**EXERCISE REQUIREMENTS**
In the listing below, find each line holding "this" and copy it.

━━━━━ RAW DATA

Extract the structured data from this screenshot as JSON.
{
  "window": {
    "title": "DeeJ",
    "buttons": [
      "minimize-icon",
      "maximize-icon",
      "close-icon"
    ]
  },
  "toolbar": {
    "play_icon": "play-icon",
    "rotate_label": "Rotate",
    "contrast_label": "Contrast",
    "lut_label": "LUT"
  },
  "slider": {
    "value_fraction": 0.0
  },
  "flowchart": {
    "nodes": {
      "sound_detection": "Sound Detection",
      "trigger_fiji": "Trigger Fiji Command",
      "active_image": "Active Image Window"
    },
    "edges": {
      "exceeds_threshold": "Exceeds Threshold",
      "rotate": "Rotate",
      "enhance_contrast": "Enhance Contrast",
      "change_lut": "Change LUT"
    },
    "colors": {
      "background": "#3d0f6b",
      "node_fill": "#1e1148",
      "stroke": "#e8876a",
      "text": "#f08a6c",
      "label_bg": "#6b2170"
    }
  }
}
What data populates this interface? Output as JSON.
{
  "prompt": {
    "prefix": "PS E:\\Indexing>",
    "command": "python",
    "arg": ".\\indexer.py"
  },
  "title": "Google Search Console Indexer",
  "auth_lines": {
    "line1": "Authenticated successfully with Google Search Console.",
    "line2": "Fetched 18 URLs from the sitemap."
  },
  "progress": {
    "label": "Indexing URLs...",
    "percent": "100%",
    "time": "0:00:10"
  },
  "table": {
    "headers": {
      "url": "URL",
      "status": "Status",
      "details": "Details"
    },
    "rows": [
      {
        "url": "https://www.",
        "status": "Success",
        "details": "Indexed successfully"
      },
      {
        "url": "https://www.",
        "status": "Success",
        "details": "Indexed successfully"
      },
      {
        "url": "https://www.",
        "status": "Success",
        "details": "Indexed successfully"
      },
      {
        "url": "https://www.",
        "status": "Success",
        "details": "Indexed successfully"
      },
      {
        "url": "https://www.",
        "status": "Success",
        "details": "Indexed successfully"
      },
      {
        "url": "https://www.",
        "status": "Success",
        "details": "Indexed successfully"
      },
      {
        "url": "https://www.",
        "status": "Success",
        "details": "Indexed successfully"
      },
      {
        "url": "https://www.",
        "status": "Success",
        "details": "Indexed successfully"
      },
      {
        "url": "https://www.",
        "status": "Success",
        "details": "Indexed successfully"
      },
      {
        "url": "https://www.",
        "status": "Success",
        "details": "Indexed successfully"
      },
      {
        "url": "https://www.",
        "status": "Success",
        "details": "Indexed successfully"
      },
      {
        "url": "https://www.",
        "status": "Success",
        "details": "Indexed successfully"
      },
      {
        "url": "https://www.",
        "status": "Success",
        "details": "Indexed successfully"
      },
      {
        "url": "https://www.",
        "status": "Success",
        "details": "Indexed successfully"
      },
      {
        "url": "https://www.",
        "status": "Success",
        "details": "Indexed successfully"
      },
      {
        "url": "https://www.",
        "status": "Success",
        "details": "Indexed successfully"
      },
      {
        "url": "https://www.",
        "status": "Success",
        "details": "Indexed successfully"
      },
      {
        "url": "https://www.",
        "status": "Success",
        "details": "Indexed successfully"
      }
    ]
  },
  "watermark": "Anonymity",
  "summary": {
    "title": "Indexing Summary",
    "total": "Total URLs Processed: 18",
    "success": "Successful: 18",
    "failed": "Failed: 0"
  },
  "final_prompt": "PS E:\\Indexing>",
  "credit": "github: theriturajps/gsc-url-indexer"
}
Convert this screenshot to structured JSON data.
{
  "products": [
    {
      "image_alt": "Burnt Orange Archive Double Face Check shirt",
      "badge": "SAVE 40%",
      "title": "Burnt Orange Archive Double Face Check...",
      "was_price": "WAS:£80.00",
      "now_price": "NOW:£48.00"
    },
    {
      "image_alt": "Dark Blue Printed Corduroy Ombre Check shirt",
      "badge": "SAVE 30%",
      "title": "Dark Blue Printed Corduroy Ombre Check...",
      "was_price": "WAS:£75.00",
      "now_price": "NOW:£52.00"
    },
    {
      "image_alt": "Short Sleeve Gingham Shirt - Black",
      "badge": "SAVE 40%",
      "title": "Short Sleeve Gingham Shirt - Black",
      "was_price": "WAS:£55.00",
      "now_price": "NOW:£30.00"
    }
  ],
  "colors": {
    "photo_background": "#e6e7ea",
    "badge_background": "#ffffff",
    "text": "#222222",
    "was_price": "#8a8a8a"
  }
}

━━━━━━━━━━

**COMPLETED TASK**
Extract the structured data from this screenshot as JSON.
What data populates this interface? Output as JSON.
Convert this screenshot to structured JSON data.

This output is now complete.